> Exercise brief
The answer must consist of every line below that contains the word "icon".

[Extracted data entries]
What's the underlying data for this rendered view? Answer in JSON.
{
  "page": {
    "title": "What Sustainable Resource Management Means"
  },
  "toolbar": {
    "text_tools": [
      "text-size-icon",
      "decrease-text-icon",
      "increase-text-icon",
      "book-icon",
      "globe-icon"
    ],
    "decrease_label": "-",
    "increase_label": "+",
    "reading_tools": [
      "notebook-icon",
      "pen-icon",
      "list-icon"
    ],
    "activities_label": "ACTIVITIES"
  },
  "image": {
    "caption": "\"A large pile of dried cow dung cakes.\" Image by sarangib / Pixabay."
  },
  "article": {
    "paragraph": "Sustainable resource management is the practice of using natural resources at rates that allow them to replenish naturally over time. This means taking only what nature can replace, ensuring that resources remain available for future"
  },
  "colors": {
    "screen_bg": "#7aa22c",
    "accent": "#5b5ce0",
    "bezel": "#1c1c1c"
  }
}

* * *

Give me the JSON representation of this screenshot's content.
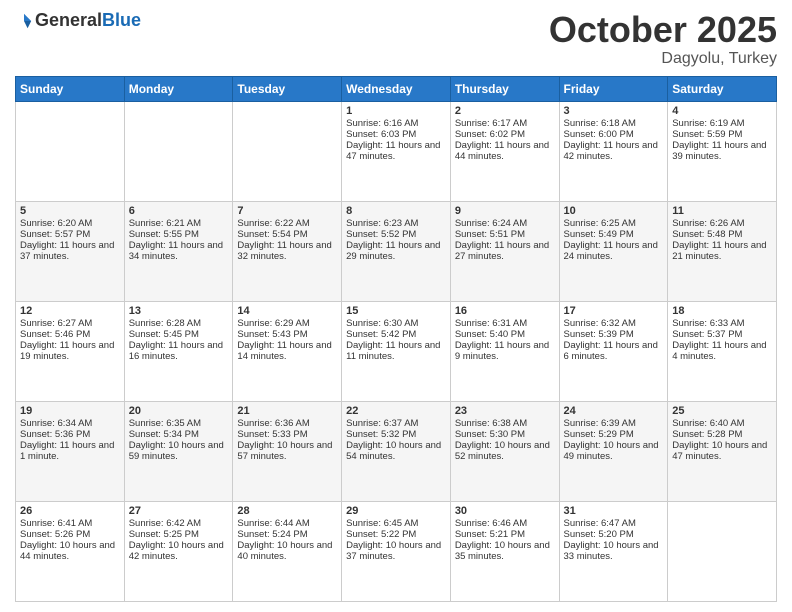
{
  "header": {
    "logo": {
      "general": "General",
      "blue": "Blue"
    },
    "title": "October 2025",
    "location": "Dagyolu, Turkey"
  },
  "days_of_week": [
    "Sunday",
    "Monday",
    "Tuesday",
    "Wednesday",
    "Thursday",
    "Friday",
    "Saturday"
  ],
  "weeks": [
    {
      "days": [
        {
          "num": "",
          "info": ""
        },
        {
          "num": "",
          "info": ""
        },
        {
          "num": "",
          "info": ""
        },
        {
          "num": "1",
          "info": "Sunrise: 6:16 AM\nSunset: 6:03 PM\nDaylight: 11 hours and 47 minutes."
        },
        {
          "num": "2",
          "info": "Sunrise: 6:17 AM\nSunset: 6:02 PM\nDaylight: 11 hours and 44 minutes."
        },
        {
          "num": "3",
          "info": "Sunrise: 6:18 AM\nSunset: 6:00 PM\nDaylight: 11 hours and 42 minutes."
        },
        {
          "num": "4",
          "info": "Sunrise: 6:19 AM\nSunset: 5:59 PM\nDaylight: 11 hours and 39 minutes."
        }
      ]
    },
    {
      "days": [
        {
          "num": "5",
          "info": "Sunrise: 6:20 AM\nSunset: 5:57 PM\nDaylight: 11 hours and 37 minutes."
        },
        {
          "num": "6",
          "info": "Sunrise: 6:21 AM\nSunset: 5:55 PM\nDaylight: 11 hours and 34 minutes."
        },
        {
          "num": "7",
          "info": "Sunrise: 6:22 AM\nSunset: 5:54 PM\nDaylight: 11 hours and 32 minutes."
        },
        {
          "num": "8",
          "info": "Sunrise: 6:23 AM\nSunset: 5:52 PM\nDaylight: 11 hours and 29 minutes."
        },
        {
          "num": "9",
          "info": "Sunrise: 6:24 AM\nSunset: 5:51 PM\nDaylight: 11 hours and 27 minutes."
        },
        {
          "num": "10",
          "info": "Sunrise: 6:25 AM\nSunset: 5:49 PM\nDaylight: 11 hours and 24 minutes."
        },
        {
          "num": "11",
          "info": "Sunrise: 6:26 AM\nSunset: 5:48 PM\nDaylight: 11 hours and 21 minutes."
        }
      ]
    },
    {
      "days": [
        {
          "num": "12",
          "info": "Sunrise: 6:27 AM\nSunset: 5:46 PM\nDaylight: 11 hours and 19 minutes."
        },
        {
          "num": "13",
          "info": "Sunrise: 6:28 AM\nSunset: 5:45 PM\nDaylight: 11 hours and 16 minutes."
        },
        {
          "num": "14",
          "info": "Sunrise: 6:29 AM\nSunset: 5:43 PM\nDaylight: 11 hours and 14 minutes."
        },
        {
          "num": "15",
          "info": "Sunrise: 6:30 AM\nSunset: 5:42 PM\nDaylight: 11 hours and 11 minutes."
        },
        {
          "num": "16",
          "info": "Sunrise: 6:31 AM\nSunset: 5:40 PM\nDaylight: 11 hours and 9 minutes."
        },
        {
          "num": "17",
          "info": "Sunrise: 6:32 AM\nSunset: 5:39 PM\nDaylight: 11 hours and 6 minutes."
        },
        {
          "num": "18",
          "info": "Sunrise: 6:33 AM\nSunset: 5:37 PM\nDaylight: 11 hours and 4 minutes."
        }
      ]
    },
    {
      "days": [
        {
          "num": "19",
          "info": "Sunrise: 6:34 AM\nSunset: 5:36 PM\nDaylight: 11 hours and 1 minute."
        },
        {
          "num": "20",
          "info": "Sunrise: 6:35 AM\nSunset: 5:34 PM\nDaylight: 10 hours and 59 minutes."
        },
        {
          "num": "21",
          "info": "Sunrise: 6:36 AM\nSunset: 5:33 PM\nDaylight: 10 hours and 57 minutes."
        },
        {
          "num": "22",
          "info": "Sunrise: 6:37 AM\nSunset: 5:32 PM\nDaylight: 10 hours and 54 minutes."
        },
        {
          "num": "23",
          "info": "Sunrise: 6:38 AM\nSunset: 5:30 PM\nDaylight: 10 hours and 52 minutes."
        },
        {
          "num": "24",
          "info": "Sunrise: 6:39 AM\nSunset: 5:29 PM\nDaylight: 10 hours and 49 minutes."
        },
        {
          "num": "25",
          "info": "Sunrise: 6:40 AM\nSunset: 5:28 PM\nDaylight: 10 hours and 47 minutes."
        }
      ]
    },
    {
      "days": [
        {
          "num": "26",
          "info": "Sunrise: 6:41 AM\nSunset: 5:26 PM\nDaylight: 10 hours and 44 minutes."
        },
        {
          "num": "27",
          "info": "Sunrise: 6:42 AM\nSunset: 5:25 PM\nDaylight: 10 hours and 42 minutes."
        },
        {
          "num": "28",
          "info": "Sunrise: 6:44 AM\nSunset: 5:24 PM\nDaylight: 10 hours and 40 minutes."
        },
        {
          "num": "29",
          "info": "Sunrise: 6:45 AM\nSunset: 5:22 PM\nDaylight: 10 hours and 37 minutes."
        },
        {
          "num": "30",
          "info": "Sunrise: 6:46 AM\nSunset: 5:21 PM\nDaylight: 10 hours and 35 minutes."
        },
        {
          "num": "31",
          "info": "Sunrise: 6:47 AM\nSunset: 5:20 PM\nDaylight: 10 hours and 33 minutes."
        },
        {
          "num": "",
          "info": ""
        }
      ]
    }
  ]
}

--

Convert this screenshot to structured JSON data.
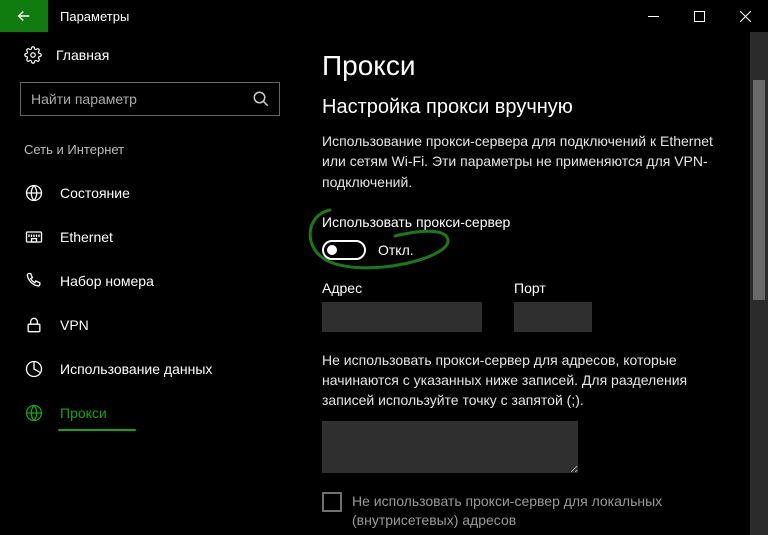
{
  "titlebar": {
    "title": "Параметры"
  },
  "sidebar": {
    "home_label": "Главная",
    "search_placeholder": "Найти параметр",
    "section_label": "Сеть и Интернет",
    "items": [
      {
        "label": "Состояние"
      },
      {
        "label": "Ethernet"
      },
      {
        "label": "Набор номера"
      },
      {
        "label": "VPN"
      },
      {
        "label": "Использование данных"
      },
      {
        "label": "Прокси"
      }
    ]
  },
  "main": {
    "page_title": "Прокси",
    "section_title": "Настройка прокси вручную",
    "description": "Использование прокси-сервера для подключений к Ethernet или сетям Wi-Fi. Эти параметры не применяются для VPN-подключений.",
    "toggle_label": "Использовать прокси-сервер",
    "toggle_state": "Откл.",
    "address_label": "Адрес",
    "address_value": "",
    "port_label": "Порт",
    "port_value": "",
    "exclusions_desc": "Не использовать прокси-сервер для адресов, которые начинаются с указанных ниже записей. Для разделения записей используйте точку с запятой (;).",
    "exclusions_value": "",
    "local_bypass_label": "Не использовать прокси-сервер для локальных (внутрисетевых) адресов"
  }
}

> Written response
      "text-size-icon",
      "decrease-text-icon",
      "increase-text-icon",
      "book-icon",
      "globe-icon"
      "notebook-icon",
      "pen-icon",
      "list-icon"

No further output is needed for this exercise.